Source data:
....................

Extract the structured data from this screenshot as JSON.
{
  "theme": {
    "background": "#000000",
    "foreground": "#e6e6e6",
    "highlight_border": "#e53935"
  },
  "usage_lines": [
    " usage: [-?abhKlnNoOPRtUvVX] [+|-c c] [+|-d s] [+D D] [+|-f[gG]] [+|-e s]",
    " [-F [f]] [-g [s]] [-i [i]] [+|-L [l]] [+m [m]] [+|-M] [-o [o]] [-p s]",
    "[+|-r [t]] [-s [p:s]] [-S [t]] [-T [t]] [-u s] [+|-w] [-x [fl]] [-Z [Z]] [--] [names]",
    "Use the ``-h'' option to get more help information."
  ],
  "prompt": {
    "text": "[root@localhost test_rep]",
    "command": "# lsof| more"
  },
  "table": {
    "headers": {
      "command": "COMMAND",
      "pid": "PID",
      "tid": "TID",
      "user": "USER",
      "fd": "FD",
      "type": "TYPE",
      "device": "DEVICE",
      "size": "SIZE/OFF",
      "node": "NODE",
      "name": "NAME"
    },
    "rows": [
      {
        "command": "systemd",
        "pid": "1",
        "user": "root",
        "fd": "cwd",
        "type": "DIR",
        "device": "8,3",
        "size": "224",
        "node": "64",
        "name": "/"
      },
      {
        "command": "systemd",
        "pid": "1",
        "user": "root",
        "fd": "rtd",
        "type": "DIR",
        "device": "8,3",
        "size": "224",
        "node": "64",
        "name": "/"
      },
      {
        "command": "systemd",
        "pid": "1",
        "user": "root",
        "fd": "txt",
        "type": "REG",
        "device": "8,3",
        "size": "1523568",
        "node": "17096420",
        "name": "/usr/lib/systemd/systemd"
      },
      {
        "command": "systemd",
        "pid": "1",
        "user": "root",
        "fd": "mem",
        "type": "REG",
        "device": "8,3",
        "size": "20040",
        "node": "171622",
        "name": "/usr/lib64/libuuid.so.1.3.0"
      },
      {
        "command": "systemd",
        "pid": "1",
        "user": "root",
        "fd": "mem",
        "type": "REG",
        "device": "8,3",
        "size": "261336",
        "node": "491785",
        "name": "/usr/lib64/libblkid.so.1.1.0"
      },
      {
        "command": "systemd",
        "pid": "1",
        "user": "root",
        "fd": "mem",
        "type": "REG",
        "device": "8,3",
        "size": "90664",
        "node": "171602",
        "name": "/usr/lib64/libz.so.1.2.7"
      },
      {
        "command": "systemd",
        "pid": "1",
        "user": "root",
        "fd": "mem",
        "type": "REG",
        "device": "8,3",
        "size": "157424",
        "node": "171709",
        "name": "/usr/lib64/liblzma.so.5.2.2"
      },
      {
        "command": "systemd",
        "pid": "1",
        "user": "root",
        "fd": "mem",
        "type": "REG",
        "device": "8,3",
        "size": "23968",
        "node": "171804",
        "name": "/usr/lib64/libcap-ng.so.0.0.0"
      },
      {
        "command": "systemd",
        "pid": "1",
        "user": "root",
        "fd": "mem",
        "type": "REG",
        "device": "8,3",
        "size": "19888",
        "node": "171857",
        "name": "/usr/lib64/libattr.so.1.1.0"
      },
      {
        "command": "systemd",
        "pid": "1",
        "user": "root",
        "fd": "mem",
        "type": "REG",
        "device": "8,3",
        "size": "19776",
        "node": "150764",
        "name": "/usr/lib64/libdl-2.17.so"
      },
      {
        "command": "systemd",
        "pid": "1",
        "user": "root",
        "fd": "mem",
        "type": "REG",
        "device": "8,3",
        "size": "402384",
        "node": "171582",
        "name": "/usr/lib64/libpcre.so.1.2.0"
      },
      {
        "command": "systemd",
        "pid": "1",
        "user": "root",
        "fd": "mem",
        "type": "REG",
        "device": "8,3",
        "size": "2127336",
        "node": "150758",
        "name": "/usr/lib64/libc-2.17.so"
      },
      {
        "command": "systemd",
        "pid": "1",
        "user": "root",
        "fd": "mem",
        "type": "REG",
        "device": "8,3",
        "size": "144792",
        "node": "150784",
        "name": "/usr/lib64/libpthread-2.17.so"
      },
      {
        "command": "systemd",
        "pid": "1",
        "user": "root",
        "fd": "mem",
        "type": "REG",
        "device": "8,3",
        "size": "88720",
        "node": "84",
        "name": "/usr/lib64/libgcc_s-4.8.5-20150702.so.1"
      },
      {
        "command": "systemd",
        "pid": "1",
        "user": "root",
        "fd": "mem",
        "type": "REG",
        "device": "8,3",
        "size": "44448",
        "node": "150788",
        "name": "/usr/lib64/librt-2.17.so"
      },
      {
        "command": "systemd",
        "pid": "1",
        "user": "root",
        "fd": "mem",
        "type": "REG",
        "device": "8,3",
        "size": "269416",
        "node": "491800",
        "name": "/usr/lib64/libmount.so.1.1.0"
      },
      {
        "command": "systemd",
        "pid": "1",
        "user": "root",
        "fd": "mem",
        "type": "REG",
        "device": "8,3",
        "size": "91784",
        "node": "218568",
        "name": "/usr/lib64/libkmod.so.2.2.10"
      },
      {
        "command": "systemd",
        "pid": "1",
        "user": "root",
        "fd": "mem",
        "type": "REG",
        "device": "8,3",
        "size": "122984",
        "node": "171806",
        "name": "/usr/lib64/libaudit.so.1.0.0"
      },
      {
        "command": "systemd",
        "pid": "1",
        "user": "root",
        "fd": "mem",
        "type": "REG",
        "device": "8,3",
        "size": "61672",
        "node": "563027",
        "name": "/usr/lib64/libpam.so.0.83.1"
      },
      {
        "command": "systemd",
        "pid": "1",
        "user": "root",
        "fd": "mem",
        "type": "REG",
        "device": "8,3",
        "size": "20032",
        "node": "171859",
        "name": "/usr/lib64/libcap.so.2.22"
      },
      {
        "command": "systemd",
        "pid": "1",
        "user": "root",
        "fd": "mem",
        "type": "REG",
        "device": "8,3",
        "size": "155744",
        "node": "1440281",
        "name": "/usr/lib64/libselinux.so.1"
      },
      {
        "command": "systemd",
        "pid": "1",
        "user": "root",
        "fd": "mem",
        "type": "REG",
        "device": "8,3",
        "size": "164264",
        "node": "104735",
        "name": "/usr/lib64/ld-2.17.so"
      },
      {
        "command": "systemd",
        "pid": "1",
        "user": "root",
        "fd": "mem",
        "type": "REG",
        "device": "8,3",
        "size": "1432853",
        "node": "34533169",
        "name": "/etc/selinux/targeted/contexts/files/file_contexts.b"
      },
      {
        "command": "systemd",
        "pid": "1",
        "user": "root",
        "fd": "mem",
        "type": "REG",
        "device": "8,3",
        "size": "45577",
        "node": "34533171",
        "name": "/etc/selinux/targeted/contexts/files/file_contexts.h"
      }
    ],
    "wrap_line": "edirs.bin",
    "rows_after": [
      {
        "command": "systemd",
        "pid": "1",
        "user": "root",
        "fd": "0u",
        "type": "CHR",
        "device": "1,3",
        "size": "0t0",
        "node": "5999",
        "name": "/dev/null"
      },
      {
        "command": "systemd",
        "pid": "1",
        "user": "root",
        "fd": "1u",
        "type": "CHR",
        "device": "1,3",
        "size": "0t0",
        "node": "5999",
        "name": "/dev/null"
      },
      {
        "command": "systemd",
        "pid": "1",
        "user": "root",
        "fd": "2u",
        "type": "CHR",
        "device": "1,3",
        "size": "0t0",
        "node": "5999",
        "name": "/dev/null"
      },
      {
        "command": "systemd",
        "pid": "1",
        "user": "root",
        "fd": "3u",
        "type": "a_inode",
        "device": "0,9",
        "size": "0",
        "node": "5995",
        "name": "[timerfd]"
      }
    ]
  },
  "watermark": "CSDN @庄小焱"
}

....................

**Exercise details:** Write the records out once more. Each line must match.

**Result of the exercise:**
Extract the structured data from this screenshot as JSON.
{
  "theme": {
    "background": "#000000",
    "foreground": "#e6e6e6",
    "highlight_border": "#e53935"
  },
  "usage_lines": [
    " usage: [-?abhKlnNoOPRtUvVX] [+|-c c] [+|-d s] [+D D] [+|-f[gG]] [+|-e s]",
    " [-F [f]] [-g [s]] [-i [i]] [+|-L [l]] [+m [m]] [+|-M] [-o [o]] [-p s]",
    "[+|-r [t]] [-s [p:s]] [-S [t]] [-T [t]] [-u s] [+|-w] [-x [fl]] [-Z [Z]] [--] [names]",
    "Use the ``-h'' option to get more help information."
  ],
  "prompt": {
    "text": "[root@localhost test_rep]",
    "command": "# lsof| more"
  },
  "table": {
    "headers": {
      "command": "COMMAND",
      "pid": "PID",
      "tid": "TID",
      "user": "USER",
      "fd": "FD",
      "type": "TYPE",
      "device": "DEVICE",
      "size": "SIZE/OFF",
      "node": "NODE",
      "name": "NAME"
    },
    "rows": [
      {
        "command": "systemd",
        "pid": "1",
        "user": "root",
        "fd": "cwd",
        "type": "DIR",
        "device": "8,3",
        "size": "224",
        "node": "64",
        "name": "/"
      },
      {
        "command": "systemd",
        "pid": "1",
        "user": "root",
        "fd": "rtd",
        "type": "DIR",
        "device": "8,3",
        "size": "224",
        "node": "64",
        "name": "/"
      },
      {
        "command": "systemd",
        "pid": "1",
        "user": "root",
        "fd": "txt",
        "type": "REG",
        "device": "8,3",
        "size": "1523568",
        "node": "17096420",
        "name": "/usr/lib/systemd/systemd"
      },
      {
        "command": "systemd",
        "pid": "1",
        "user": "root",
        "fd": "mem",
        "type": "REG",
        "device": "8,3",
        "size": "20040",
        "node": "171622",
        "name": "/usr/lib64/libuuid.so.1.3.0"
      },
      {
        "command": "systemd",
        "pid": "1",
        "user": "root",
        "fd": "mem",
        "type": "REG",
        "device": "8,3",
        "size": "261336",
        "node": "491785",
        "name": "/usr/lib64/libblkid.so.1.1.0"
      },
      {
        "command": "systemd",
        "pid": "1",
        "user": "root",
        "fd": "mem",
        "type": "REG",
        "device": "8,3",
        "size": "90664",
        "node": "171602",
        "name": "/usr/lib64/libz.so.1.2.7"
      },
      {
        "command": "systemd",
        "pid": "1",
        "user": "root",
        "fd": "mem",
        "type": "REG",
        "device": "8,3",
        "size": "157424",
        "node": "171709",
        "name": "/usr/lib64/liblzma.so.5.2.2"
      },
      {
        "command": "systemd",
        "pid": "1",
        "user": "root",
        "fd": "mem",
        "type": "REG",
        "device": "8,3",
        "size": "23968",
        "node": "171804",
        "name": "/usr/lib64/libcap-ng.so.0.0.0"
      },
      {
        "command": "systemd",
        "pid": "1",
        "user": "root",
        "fd": "mem",
        "type": "REG",
        "device": "8,3",
        "size": "19888",
        "node": "171857",
        "name": "/usr/lib64/libattr.so.1.1.0"
      },
      {
        "command": "systemd",
        "pid": "1",
        "user": "root",
        "fd": "mem",
        "type": "REG",
        "device": "8,3",
        "size": "19776",
        "node": "150764",
        "name": "/usr/lib64/libdl-2.17.so"
      },
      {
        "command": "systemd",
        "pid": "1",
        "user": "root",
        "fd": "mem",
        "type": "REG",
        "device": "8,3",
        "size": "402384",
        "node": "171582",
        "name": "/usr/lib64/libpcre.so.1.2.0"
      },
      {
        "command": "systemd",
        "pid": "1",
        "user": "root",
        "fd": "mem",
        "type": "REG",
        "device": "8,3",
        "size": "2127336",
        "node": "150758",
        "name": "/usr/lib64/libc-2.17.so"
      },
      {
        "command": "systemd",
        "pid": "1",
        "user": "root",
        "fd": "mem",
        "type": "REG",
        "device": "8,3",
        "size": "144792",
        "node": "150784",
        "name": "/usr/lib64/libpthread-2.17.so"
      },
      {
        "command": "systemd",
        "pid": "1",
        "user": "root",
        "fd": "mem",
        "type": "REG",
        "device": "8,3",
        "size": "88720",
        "node": "84",
        "name": "/usr/lib64/libgcc_s-4.8.5-20150702.so.1"
      },
      {
        "command": "systemd",
        "pid": "1",
        "user": "root",
        "fd": "mem",
        "type": "REG",
        "device": "8,3",
        "size": "44448",
        "node": "150788",
        "name": "/usr/lib64/librt-2.17.so"
      },
      {
        "command": "systemd",
        "pid": "1",
        "user": "root",
        "fd": "mem",
        "type": "REG",
        "device": "8,3",
        "size": "269416",
        "node": "491800",
        "name": "/usr/lib64/libmount.so.1.1.0"
      },
      {
        "command": "systemd",
        "pid": "1",
        "user": "root",
        "fd": "mem",
        "type": "REG",
        "device": "8,3",
        "size": "91784",
        "node": "218568",
        "name": "/usr/lib64/libkmod.so.2.2.10"
      },
      {
        "command": "systemd",
        "pid": "1",
        "user": "root",
        "fd": "mem",
        "type": "REG",
        "device": "8,3",
        "size": "122984",
        "node": "171806",
        "name": "/usr/lib64/libaudit.so.1.0.0"
      },
      {
        "command": "systemd",
        "pid": "1",
        "user": "root",
        "fd": "mem",
        "type": "REG",
        "device": "8,3",
        "size": "61672",
        "node": "563027",
        "name": "/usr/lib64/libpam.so.0.83.1"
      },
      {
        "command": "systemd",
        "pid": "1",
        "user": "root",
        "fd": "mem",
        "type": "REG",
        "device": "8,3",
        "size": "20032",
        "node": "171859",
        "name": "/usr/lib64/libcap.so.2.22"
      },
      {
        "command": "systemd",
        "pid": "1",
        "user": "root",
        "fd": "mem",
        "type": "REG",
        "device": "8,3",
        "size": "155744",
        "node": "1440281",
        "name": "/usr/lib64/libselinux.so.1"
      },
      {
        "command": "systemd",
        "pid": "1",
        "user": "root",
        "fd": "mem",
        "type": "REG",
        "device": "8,3",
        "size": "164264",
        "node": "104735",
        "name": "/usr/lib64/ld-2.17.so"
      },
      {
        "command": "systemd",
        "pid": "1",
        "user": "root",
        "fd": "mem",
        "type": "REG",
        "device": "8,3",
        "size": "1432853",
        "node": "34533169",
        "name": "/etc/selinux/targeted/contexts/files/file_contexts.b"
      },
      {
        "command": "systemd",
        "pid": "1",
        "user": "root",
        "fd": "mem",
        "type": "REG",
        "device": "8,3",
        "size": "45577",
        "node": "34533171",
        "name": "/etc/selinux/targeted/contexts/files/file_contexts.h"
      }
    ],
    "wrap_line": "edirs.bin",
    "rows_after": [
      {
        "command": "systemd",
        "pid": "1",
        "user": "root",
        "fd": "0u",
        "type": "CHR",
        "device": "1,3",
        "size": "0t0",
        "node": "5999",
        "name": "/dev/null"
      },
      {
        "command": "systemd",
        "pid": "1",
        "user": "root",
        "fd": "1u",
        "type": "CHR",
        "device": "1,3",
        "size": "0t0",
        "node": "5999",
        "name": "/dev/null"
      },
      {
        "command": "systemd",
        "pid": "1",
        "user": "root",
        "fd": "2u",
        "type": "CHR",
        "device": "1,3",
        "size": "0t0",
        "node": "5999",
        "name": "/dev/null"
      },
      {
        "command": "systemd",
        "pid": "1",
        "user": "root",
        "fd": "3u",
        "type": "a_inode",
        "device": "0,9",
        "size": "0",
        "node": "5995",
        "name": "[timerfd]"
      }
    ]
  },
  "watermark": "CSDN @庄小焱"
}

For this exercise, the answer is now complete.